--- Assigned task ---
The entries are to be written out word for word, with their images left out.

━━━━━━━━━━━━━━━━━━━━

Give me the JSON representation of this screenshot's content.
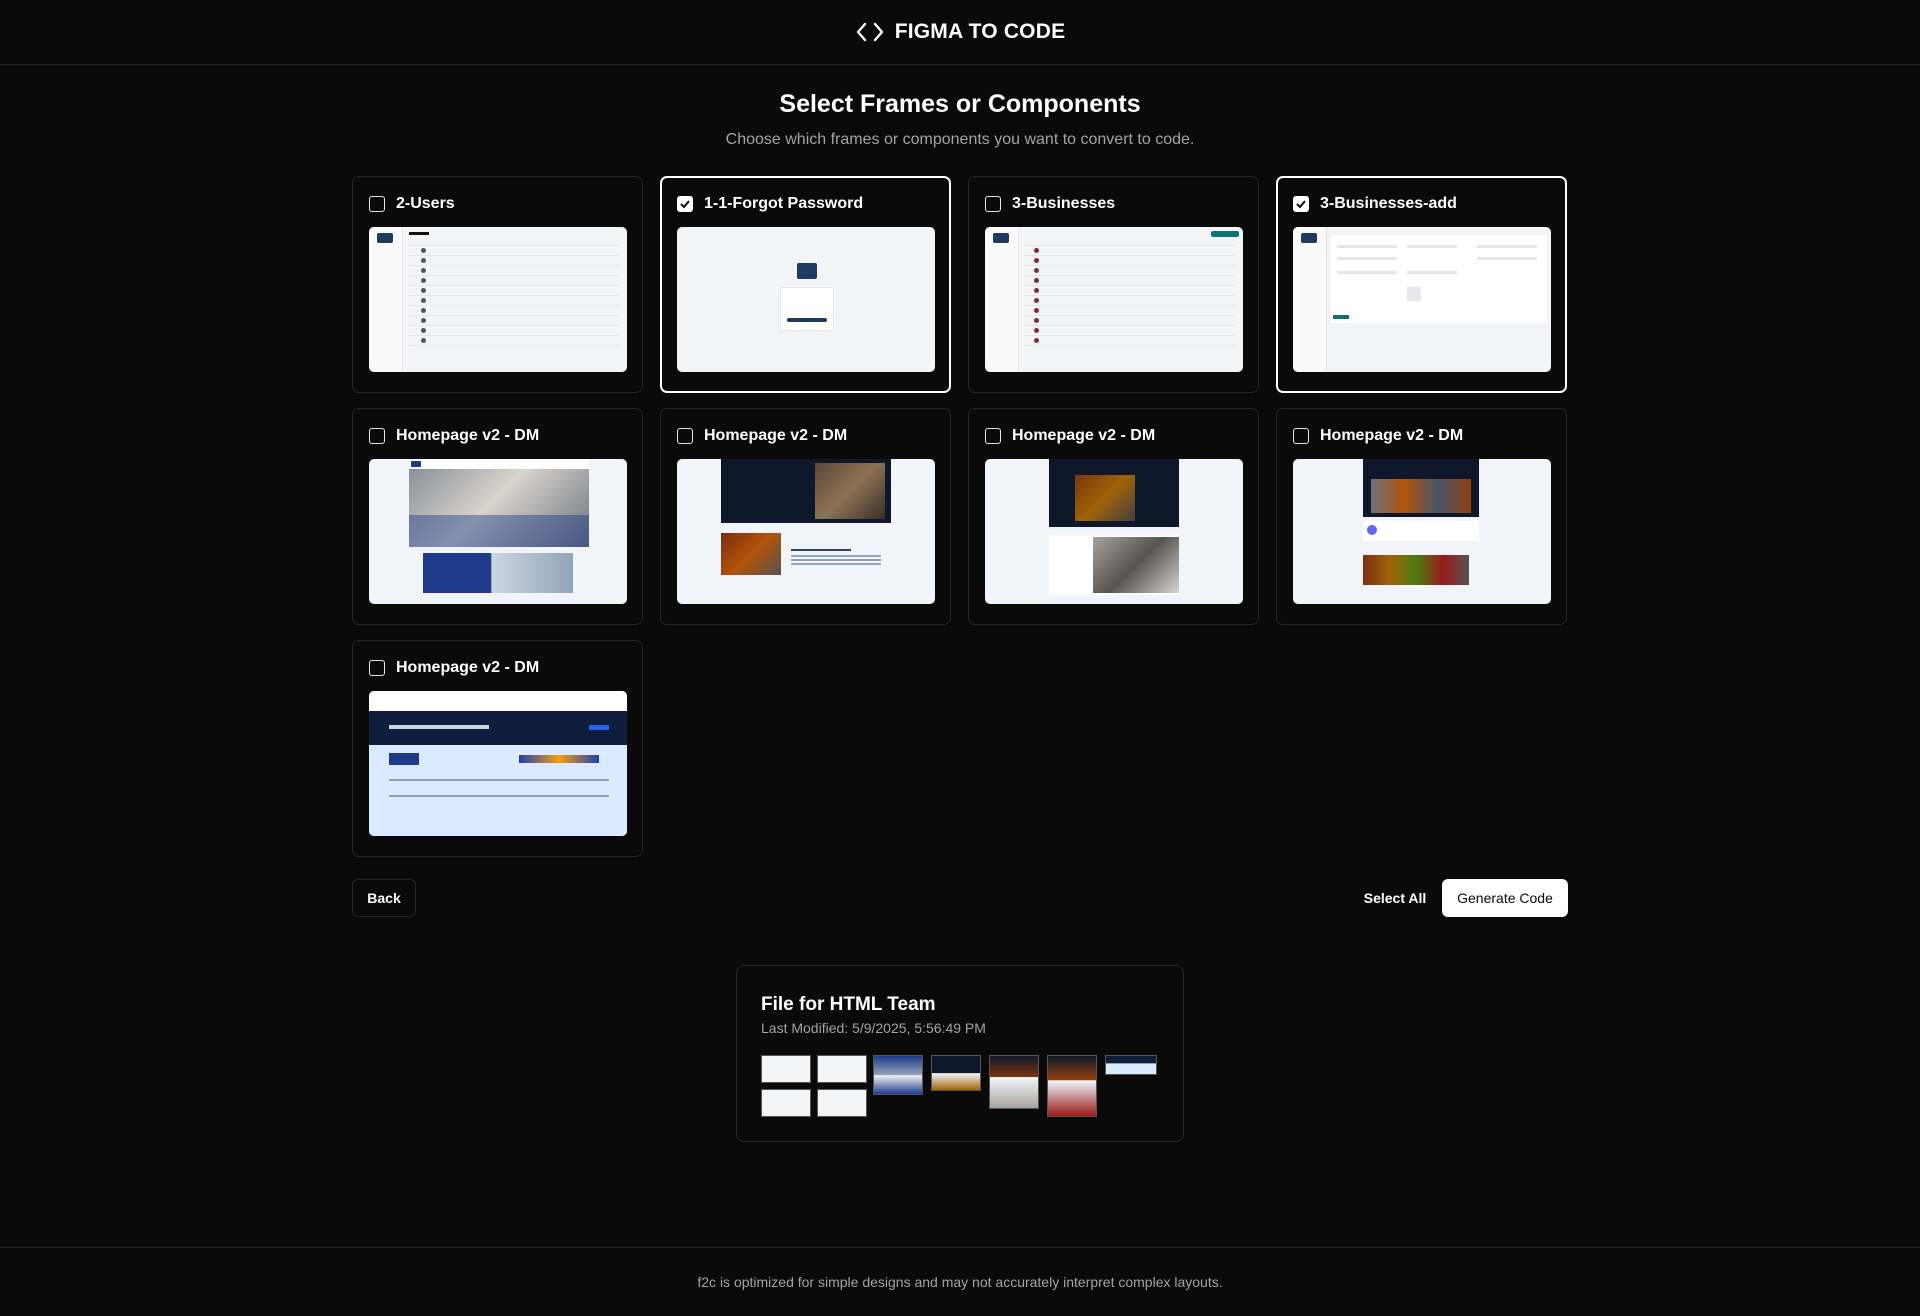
{
  "header": {
    "app_title": "FIGMA TO CODE",
    "logo_icon": "code-brackets-icon"
  },
  "page": {
    "title": "Select Frames or Components",
    "subtitle": "Choose which frames or components you want to convert to code."
  },
  "frames": [
    {
      "label": "2-Users",
      "selected": false
    },
    {
      "label": "1-1-Forgot Password",
      "selected": true
    },
    {
      "label": "3-Businesses",
      "selected": false
    },
    {
      "label": "3-Businesses-add",
      "selected": true
    },
    {
      "label": "Homepage v2 - DM",
      "selected": false
    },
    {
      "label": "Homepage v2 - DM",
      "selected": false
    },
    {
      "label": "Homepage v2 - DM",
      "selected": false
    },
    {
      "label": "Homepage v2 - DM",
      "selected": false
    },
    {
      "label": "Homepage v2 - DM",
      "selected": false
    }
  ],
  "actions": {
    "back_label": "Back",
    "select_all_label": "Select All",
    "generate_label": "Generate Code"
  },
  "file": {
    "name": "File for HTML Team",
    "last_modified": "Last Modified: 5/9/2025, 5:56:49 PM"
  },
  "footer": {
    "note": "f2c is optimized for simple designs and may not accurately interpret complex layouts."
  },
  "colors": {
    "background": "#0a0a0a",
    "border": "#262626",
    "muted_text": "#a3a3a3",
    "primary_button": "#ffffff"
  }
}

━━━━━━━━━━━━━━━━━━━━

--- Your response ---
Give me the JSON representation of this screenshot's content.
{
  "header": {
    "app_title": "FIGMA TO CODE",
    "logo_icon": "code-brackets-icon"
  },
  "page": {
    "title": "Select Frames or Components",
    "subtitle": "Choose which frames or components you want to convert to code."
  },
  "frames": [
    {
      "label": "2-Users",
      "selected": false
    },
    {
      "label": "1-1-Forgot Password",
      "selected": true
    },
    {
      "label": "3-Businesses",
      "selected": false
    },
    {
      "label": "3-Businesses-add",
      "selected": true
    },
    {
      "label": "Homepage v2 - DM",
      "selected": false
    },
    {
      "label": "Homepage v2 - DM",
      "selected": false
    },
    {
      "label": "Homepage v2 - DM",
      "selected": false
    },
    {
      "label": "Homepage v2 - DM",
      "selected": false
    },
    {
      "label": "Homepage v2 - DM",
      "selected": false
    }
  ],
  "actions": {
    "back_label": "Back",
    "select_all_label": "Select All",
    "generate_label": "Generate Code"
  },
  "file": {
    "name": "File for HTML Team",
    "last_modified": "Last Modified: 5/9/2025, 5:56:49 PM"
  },
  "footer": {
    "note": "f2c is optimized for simple designs and may not accurately interpret complex layouts."
  },
  "colors": {
    "background": "#0a0a0a",
    "border": "#262626",
    "muted_text": "#a3a3a3",
    "primary_button": "#ffffff"
  }
}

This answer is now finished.